The National  Memo Logo

Smart. Sharp. Funny. Fearless.

Monday, December 09, 2019 {{ new Date().getDay() }}

Washington (AFP) – The U.S. Supreme Court heard arguments as it struggles to determine whether domestic violence offenders could be barred from possessing a firearm even if they have only committed minor offenses.

The high court’s nine justices took up the case of James Castleman, who argues that his domestic assault conviction in Tennessee for intentionally or knowingly causing “bodily injury” to the mother of his child did not prohibit him under federal law from owning a gun.

Investigators later learned that he was illegally trafficking guns, and Castleman was charged with violating a ban on gun possession for people convicted of a misdemeanor crime of domestic violence.

One of the guns Castleman trafficked was found at the scene of a crime in Chicago.

But an appeals court said the federal law only bars people from carrying a gun when they have committed domestic violence using physical force.

So the Supreme Court justices spent most of the hearing trying to define what type of domestic violence could trigger a federal conviction for gun possession, in contrast with actions that only cause injury.

“If I punch somebody in the nose, is that violence?” asked Justice Antonin Scalia.

“Do you have to have a special rule for if I punch my wife in the nose?

“Any physical action that hurts somebody is violence, isn’t it?”

Justice Sonia Sotomayor asked: “How about pinching or biting, hair pulling, shoving, grabbing, hitting, slapping… Would they in all situations be violence?”

The decision by the highest court in the land, expected in June, could have a major impact, especially if it questions existing federal law, which is stricter than most state gun possession laws.

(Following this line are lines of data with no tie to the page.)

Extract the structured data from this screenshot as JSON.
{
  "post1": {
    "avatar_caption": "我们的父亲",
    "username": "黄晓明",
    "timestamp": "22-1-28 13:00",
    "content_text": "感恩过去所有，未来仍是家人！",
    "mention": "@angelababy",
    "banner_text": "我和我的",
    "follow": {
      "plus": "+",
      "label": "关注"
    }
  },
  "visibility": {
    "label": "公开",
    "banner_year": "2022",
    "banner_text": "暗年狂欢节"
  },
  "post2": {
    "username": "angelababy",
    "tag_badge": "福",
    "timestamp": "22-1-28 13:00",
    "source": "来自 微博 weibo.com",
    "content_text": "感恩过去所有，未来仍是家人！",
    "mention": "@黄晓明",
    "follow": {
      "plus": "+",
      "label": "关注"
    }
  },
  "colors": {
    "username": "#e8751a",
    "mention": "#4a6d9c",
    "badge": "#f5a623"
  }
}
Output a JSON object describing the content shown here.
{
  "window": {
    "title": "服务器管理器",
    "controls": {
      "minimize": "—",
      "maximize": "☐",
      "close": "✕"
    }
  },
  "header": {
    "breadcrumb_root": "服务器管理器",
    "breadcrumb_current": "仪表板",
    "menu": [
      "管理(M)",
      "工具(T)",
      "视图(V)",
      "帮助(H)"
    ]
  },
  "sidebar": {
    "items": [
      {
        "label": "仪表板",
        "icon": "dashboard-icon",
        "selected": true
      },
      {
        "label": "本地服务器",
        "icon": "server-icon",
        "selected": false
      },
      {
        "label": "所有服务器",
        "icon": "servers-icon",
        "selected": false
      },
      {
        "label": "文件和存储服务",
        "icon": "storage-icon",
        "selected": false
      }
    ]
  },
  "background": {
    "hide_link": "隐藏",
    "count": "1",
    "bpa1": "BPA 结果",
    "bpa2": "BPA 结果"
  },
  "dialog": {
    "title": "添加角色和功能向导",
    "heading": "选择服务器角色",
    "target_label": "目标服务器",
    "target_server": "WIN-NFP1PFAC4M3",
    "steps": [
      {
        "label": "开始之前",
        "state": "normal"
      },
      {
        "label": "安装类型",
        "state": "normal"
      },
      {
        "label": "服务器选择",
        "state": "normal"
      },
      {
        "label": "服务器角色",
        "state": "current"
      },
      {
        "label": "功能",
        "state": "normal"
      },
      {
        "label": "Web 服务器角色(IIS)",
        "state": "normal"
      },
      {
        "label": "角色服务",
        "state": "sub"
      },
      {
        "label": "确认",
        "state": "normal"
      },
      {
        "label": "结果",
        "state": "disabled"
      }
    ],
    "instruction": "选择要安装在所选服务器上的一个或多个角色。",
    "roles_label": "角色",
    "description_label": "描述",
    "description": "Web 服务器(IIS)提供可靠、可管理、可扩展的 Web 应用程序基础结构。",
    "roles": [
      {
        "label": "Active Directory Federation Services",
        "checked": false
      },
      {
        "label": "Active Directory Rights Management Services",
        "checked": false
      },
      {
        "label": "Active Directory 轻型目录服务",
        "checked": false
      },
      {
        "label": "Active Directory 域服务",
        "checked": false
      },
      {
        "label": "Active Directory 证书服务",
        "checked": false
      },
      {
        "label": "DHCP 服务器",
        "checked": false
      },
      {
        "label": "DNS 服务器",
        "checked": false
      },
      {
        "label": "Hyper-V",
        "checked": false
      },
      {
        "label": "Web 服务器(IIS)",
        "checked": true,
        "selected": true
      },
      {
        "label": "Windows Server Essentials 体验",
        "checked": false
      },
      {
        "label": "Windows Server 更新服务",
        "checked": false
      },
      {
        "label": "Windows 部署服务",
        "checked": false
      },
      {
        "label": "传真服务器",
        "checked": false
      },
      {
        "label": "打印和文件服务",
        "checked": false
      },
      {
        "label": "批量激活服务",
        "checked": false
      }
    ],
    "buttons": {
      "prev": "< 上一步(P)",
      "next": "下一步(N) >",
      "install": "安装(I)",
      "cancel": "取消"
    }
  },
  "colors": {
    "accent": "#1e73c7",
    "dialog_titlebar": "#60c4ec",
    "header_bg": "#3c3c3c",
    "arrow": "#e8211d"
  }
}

The federal law “was enacted to protect battered women and children and to close a dangerous loophole… that allowed domestic abusers to possess firearms,” said Melissa Sherry, an assistant to the U.S. solicitor general.

Lawmakers in the U.S. Congress have proposed to boost criminal background checks for gun purchases.

AFP Photo/Mark Wilson

Advertising

Start your day with National Memo Newsletter

Know first.

The opinions that matter. Delivered to your inbox every morning

FBI attack suspect Ricky Shiffer, right, and at US Capitol on January 6, 2021

(Reuters) - An armed man who tried to breach the FBI building in Cincinnati, Ohio, on Thursday was shot dead by police following a car chase, a gun battle and a standoff in a cornfield northeast of town, officials said.

Police had yet to identify the dead man and during a pair of news briefings declined to comment on his motive. The New York Times and NBC News, citing unnamed sources, identified him as Ricky Shiffer, 42, who may have had extreme right-wing views.

Keep reading... Show less

Donald Trump

Youtube Screenshot

Federal agents were searching for secret documents pertaining to nuclear weapons among other classified materials when they raided former President Trump’s Mar-a-Lago home on Monday, according to a new report.

Citing people familiar with the investigation, the Washington Post reported on Thursday night that some of the documents sought by investigators in Trump’s home were related to nuclear and “special access programs,” but didn’t specify if they referred to the U.S. arsenal or another nations' weapons, or whether such documents were found.

Keep reading... Show less
{{ post.roar_specific_data.api_data.analytics }}